Task directions: Which lines of the data below hold "receiver"? Copy each of them.

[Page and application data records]
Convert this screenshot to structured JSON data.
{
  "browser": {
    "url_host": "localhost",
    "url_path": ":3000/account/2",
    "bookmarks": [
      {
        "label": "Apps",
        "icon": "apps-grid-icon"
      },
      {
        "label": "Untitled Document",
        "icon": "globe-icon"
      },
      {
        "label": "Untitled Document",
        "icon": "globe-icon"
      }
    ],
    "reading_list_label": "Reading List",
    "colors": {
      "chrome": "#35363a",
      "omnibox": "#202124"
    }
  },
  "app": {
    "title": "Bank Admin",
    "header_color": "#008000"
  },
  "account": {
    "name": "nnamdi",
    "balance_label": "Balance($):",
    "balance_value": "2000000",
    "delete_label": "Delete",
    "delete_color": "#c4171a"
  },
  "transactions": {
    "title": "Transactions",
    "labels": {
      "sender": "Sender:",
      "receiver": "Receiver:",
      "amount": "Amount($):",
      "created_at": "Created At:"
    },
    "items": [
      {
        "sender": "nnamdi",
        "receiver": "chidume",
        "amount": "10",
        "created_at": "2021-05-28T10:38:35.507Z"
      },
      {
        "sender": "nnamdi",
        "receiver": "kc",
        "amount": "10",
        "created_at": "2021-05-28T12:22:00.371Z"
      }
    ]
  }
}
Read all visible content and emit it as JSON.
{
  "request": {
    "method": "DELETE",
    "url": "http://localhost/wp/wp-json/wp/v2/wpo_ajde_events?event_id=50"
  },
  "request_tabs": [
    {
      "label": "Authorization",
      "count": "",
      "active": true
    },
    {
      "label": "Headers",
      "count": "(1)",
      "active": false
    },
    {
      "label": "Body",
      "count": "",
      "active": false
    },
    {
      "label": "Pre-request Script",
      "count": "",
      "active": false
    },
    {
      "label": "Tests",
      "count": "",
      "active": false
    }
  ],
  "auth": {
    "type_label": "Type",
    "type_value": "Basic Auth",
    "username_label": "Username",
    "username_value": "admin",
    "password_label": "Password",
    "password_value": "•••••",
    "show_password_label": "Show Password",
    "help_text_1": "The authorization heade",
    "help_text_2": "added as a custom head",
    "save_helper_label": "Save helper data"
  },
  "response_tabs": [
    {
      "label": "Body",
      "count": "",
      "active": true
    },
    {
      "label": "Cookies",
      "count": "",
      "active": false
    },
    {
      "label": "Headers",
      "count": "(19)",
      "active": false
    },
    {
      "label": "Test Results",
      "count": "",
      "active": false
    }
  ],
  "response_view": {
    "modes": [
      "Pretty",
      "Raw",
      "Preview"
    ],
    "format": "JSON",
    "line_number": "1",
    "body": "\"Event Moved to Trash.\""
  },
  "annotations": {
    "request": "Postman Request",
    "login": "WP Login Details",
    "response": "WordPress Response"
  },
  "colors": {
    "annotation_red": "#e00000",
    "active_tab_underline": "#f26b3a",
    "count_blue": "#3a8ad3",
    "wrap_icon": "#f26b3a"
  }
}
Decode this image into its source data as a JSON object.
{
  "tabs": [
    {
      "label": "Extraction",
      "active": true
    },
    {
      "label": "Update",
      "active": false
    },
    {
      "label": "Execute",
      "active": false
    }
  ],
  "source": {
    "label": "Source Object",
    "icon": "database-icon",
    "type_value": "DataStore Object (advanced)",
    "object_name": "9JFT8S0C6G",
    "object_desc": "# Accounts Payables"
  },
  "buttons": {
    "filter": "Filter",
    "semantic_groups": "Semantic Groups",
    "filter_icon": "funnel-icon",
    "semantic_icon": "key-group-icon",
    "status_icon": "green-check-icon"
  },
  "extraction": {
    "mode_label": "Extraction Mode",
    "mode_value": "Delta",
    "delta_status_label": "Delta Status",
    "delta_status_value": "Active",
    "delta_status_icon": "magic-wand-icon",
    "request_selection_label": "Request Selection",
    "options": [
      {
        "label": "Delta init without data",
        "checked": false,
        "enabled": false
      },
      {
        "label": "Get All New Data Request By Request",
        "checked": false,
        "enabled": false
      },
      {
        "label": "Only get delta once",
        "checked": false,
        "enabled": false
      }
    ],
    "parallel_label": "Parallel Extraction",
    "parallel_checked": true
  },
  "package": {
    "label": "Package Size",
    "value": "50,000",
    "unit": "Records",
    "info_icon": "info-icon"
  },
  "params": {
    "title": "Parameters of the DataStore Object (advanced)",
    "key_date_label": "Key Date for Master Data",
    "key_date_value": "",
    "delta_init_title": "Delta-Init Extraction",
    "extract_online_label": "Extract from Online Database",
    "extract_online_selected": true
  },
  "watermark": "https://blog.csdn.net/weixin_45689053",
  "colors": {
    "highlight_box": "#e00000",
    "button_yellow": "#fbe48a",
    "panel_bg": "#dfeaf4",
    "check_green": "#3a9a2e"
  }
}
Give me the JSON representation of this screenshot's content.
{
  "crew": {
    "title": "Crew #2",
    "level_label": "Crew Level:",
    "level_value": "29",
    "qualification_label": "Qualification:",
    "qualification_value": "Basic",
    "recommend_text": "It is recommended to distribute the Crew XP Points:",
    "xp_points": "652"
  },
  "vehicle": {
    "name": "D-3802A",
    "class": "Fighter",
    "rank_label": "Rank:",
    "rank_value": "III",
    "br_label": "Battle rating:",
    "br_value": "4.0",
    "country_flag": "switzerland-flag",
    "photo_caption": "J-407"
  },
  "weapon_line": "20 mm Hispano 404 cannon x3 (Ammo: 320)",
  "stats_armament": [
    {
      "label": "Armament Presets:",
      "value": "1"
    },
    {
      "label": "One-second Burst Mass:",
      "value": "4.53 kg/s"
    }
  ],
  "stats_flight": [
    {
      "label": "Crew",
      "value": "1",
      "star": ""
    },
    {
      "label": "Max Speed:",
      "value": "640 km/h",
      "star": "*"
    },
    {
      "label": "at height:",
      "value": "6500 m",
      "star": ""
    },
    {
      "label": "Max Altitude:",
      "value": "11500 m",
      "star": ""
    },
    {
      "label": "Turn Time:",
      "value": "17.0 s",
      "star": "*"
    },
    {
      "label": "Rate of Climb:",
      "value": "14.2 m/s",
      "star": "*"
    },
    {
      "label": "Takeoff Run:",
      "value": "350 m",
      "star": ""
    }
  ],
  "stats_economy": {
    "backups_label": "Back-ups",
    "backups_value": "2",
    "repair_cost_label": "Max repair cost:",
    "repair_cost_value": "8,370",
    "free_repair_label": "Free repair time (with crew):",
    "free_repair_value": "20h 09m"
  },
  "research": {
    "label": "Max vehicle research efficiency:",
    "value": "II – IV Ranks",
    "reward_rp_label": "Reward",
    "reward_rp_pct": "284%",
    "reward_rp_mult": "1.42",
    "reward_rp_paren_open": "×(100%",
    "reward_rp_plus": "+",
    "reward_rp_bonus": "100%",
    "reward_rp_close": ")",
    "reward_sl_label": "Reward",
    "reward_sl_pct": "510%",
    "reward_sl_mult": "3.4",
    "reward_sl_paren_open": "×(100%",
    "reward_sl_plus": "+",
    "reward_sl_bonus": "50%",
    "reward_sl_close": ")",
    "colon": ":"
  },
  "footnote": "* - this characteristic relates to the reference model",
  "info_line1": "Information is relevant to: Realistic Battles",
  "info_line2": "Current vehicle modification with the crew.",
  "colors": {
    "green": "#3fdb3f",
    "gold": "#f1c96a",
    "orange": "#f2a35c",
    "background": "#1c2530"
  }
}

Exercise output:
      "receiver": "Receiver:",
        "receiver": "chidume",
        "receiver": "kc",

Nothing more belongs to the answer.